Work instruction: Read the records below and copy each line that contains "icon".

★ ★ ★

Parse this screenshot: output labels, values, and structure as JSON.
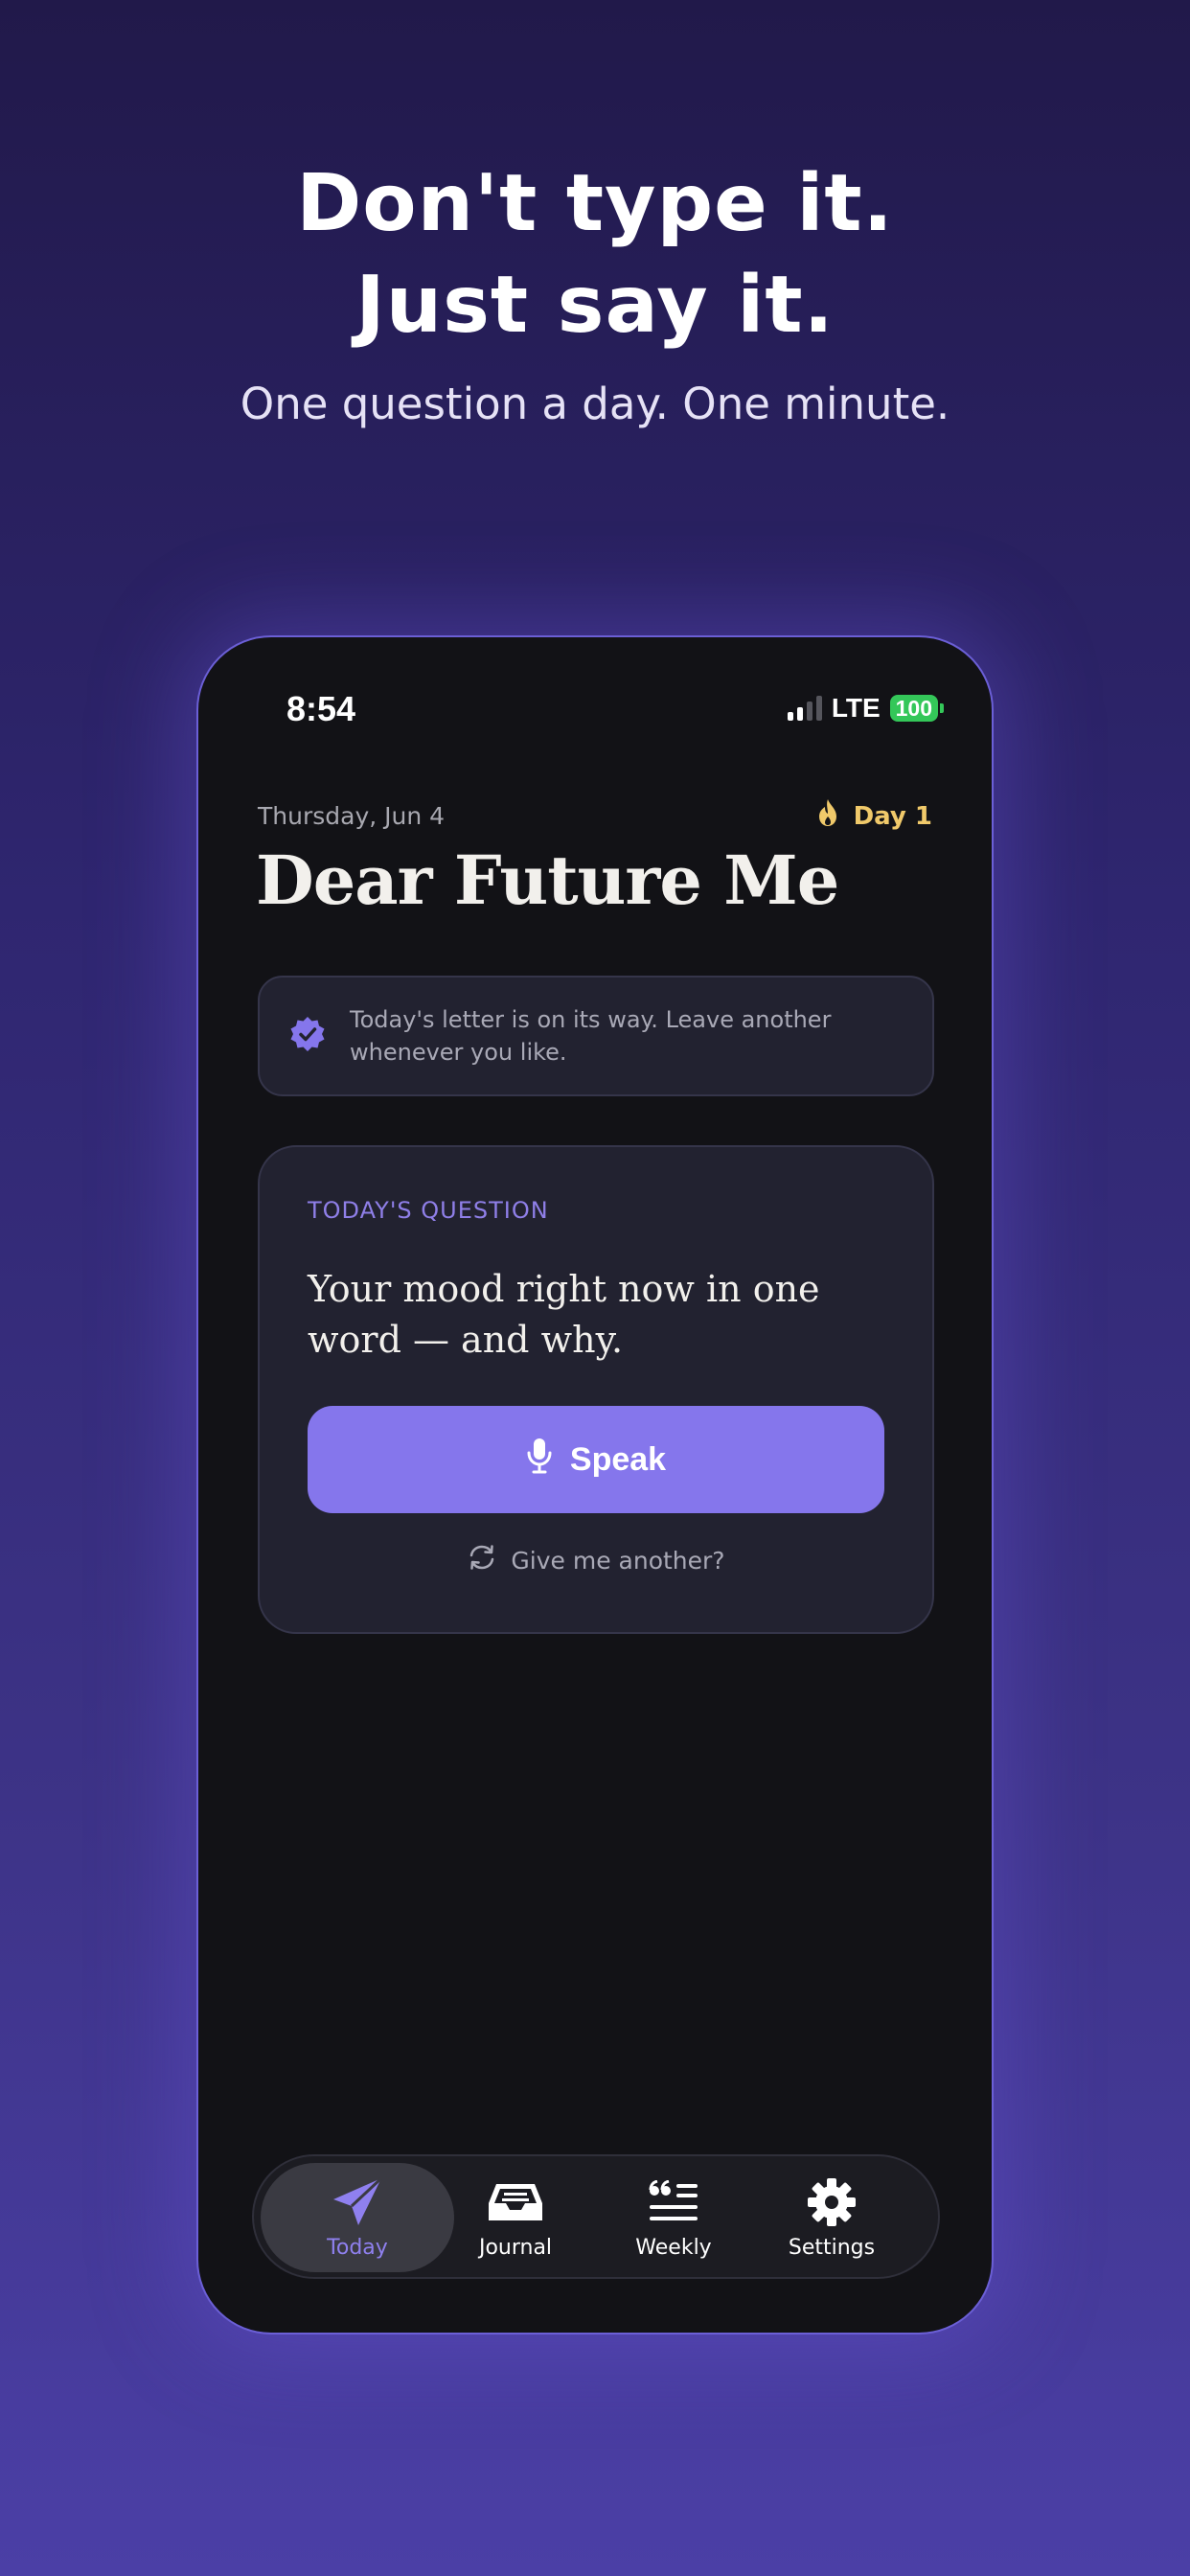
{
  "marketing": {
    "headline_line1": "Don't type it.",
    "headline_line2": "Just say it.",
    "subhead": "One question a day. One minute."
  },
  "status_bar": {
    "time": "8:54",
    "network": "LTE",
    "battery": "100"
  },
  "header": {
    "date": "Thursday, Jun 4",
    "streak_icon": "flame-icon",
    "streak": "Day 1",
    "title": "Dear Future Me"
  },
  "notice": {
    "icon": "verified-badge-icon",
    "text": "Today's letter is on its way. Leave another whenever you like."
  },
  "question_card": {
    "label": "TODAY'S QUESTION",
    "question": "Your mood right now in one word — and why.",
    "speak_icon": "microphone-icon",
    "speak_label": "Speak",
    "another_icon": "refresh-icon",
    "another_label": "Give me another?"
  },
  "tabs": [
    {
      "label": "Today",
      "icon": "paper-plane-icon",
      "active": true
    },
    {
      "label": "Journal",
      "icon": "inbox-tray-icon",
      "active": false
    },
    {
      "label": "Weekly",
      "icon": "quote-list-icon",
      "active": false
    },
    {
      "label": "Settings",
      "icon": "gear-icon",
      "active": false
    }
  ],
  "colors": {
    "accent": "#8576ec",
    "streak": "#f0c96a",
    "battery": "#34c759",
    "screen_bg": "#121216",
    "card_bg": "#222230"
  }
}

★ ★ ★

Output for this exercise:
    "streak_icon": "flame-icon",
    "icon": "verified-badge-icon",
    "speak_icon": "microphone-icon",
    "another_icon": "refresh-icon",
      "icon": "paper-plane-icon",
      "icon": "inbox-tray-icon",
      "icon": "quote-list-icon",
      "icon": "gear-icon",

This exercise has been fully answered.